Know Your Customer

Due to my nomadism (moving around a lot), I have to deal with real estate agents a lot. In this post, I am going to use my experience with them as an analogy which I hope will help you look at your customers differently. 

Let’s say there is an agent A and an agent B. Agent A is only concerned with their customer, who is a landlord (I am the tenant), and all of their actions are aimed at pleasing the customer – their communications with potential tenants are not clear enough, because they just don’t spend enough time with them, they are very abrupt, one way, as in ‘you have to go and do this’, ‘you have to bring this to show us that’, you get the gist. Tenants have to follow up (not the other way around), tenants have to prepare lots of papers and it’s ‘their problem how they do it’, tenants have to pay exuberant fees for the admin work that agent has done to service the landlord’s interests and for agent’s profit, there is no flexibility whatsoever and then there is still probability that you won’t get the place.

Now let’s look at agent B.

They assign one guy to me, who is proactively sending me info on the flats he thinks I might be interested in. His main customer is also a landlord, but he also treats me as a customer. He explains the process clearly, suggests alternatives to accommodate my time, is flexible in approach and how he does things, tries to find a solution that works both for me and the landlord, follows up a lot, keeps communication going to make sure we are on the same page, and generally makes sure that I am happy. The fees are minimal and are clearly explained. He does keep me posted on how many prospects there are and what the chances of me getting the property are.

Now imagine tomorrow I decide to a) buy a house, b) become a landlord, c) sell a house, etc. Who will I contact, agent A or agent B?

Your customers are your priority, this is true. But have you made sure that you also understand who may become your customer tomorrow? And in general, are you treating all parties who do business with you equally courteously and professionally, do you try to genuinely help? Because you never know, tables may turn, and suddenly those who you ignored may hold the cards, but there is just no way you will convince them to bet on you.

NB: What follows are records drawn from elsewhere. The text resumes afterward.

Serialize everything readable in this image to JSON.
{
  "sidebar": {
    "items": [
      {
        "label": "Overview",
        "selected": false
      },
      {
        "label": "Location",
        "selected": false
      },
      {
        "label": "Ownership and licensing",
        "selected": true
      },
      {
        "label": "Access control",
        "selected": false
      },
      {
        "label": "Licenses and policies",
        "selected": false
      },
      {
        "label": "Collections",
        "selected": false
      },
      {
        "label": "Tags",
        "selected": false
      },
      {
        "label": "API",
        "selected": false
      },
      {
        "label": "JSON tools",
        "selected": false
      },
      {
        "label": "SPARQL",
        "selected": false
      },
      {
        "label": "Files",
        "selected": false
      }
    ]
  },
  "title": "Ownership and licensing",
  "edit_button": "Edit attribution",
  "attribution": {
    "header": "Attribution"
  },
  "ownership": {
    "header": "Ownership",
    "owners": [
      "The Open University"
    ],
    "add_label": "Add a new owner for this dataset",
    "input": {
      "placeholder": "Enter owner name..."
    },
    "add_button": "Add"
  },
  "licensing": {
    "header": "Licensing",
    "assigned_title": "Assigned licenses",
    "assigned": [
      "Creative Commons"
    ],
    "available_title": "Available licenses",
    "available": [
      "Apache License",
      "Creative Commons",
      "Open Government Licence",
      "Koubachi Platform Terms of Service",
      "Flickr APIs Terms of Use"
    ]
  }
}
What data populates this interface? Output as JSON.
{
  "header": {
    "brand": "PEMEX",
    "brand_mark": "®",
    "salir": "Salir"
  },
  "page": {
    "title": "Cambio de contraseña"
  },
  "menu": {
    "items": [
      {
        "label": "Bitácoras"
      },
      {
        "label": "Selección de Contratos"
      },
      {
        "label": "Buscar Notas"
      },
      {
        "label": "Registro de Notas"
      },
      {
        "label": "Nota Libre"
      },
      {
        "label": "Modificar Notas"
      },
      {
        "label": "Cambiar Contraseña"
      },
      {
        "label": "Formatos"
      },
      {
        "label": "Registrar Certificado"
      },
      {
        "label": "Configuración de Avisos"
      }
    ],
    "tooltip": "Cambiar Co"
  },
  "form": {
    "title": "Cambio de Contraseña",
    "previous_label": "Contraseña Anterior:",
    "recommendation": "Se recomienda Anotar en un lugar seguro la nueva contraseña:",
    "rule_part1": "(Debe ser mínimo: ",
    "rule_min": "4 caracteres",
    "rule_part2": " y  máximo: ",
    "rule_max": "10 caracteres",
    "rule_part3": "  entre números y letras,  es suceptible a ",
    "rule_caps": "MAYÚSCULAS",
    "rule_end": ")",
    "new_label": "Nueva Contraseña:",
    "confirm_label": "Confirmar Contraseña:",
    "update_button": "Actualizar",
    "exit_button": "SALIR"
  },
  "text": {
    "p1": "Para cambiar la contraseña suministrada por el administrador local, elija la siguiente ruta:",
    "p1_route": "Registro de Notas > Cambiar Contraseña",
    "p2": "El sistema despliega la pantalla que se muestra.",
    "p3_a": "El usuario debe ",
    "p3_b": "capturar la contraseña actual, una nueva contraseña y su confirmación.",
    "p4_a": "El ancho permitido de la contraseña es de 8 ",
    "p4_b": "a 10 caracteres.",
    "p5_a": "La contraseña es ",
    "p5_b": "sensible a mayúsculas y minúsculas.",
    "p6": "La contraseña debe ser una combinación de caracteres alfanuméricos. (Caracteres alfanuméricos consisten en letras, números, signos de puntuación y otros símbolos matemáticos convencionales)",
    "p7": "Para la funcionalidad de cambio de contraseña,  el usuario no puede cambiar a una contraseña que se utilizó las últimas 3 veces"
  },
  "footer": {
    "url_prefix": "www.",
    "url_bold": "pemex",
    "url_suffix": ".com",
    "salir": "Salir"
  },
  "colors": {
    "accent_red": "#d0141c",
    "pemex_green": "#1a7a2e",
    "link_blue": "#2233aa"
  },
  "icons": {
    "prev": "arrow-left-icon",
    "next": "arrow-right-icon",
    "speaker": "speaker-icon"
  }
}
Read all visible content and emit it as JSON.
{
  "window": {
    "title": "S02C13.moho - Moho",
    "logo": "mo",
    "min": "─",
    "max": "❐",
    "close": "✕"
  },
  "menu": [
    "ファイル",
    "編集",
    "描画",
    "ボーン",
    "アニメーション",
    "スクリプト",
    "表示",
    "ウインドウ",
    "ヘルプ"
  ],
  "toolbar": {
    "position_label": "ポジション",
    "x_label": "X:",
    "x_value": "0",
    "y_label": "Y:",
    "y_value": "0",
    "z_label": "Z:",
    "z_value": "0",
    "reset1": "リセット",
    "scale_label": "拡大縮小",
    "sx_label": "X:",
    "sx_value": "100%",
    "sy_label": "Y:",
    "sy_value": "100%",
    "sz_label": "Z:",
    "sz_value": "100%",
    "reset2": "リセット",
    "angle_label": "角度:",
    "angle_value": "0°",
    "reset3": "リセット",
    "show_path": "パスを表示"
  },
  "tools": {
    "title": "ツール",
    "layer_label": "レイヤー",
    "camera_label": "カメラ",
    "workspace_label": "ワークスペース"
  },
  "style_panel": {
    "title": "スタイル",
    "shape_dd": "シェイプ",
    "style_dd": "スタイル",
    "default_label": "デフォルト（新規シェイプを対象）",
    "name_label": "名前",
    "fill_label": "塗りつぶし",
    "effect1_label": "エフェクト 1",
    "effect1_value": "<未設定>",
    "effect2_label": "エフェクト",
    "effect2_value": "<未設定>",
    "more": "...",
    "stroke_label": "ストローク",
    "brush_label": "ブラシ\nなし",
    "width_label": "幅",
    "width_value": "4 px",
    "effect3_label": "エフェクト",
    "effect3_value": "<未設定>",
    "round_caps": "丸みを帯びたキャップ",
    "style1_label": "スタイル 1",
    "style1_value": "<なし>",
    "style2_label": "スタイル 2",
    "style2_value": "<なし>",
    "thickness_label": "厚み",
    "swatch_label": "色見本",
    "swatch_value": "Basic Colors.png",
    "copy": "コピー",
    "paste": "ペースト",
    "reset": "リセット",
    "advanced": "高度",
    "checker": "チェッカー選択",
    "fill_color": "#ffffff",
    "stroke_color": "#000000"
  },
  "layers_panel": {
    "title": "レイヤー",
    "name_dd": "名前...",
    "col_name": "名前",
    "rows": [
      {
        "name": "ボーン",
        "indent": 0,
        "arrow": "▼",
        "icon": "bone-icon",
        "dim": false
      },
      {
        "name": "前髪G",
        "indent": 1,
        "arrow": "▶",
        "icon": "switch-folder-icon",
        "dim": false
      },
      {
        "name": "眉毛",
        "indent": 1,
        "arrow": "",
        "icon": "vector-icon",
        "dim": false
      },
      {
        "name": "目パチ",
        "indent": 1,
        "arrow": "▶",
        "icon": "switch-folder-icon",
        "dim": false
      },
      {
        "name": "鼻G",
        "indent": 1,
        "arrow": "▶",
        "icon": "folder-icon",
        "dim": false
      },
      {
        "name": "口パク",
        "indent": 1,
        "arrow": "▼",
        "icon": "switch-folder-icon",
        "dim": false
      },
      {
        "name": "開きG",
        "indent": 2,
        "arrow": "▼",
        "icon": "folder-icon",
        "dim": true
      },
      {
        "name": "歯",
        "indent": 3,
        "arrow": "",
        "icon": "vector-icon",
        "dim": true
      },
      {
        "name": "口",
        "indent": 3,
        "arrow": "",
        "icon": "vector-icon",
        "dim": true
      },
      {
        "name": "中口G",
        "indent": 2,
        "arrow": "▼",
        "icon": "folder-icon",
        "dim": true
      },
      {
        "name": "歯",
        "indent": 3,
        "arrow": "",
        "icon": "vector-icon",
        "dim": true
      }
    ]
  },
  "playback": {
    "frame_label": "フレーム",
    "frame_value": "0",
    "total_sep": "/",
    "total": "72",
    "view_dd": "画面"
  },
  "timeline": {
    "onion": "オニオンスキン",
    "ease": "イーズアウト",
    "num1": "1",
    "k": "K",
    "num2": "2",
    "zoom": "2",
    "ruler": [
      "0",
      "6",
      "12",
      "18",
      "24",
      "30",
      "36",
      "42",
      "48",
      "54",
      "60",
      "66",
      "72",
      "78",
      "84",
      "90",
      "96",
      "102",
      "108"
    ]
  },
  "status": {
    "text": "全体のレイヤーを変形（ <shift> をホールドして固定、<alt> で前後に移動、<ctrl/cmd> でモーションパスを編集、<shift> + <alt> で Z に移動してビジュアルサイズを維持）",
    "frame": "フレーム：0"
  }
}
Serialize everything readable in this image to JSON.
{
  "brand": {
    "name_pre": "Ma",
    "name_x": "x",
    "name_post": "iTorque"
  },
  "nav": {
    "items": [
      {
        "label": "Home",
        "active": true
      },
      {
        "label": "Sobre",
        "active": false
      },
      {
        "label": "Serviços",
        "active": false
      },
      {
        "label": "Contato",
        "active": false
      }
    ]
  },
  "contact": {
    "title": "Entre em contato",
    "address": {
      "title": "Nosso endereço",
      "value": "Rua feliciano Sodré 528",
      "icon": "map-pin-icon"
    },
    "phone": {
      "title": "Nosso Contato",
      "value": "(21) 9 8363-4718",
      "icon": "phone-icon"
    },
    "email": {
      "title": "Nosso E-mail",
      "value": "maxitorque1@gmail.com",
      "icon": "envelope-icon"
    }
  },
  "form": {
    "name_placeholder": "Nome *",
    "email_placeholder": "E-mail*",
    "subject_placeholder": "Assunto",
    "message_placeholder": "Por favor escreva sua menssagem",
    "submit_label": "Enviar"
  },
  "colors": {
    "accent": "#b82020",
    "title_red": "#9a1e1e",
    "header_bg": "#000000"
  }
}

Advertisements

About lolkin

the nomad of the Universe, sailing through the unknown, learning to be happy and give happiness back
This entry was posted in Uncategorized and tagged , , , , , , , , , . Bookmark the permalink.

5 Responses to Know Your Customer

  1. anothercrappyblogger says:

    great post. I think it is even more that the you need to understand all of your customers. Primary and Secondary. In this case the tenant is the primary as by serving that customer well the needs of the landlord are met also. Too many companies do not understand these relationships. Those that do, do better. If you have a moment please check out my blog leanconfidential.wordpress.com

  2. Alex Jones says:

    Well said! I have a long memory and will not only refuse to deal with someone who treated me badly, but also will tell others about my bad experience.

    • lolkin says:

      Precisely. It’s amazing how many businesses still don’t get that and how many people are happy with subpar service they provide

Leave a Reply

Fill in your details below or click an icon to log in:

WordPress.com Logo

You are commenting using your WordPress.com account. Log Out / Change )

Twitter picture

You are commenting using your Twitter account. Log Out / Change )

Facebook photo

You are commenting using your Facebook account. Log Out / Change )

Google+ photo

You are commenting using your Google+ account. Log Out / Change )

Connecting to %s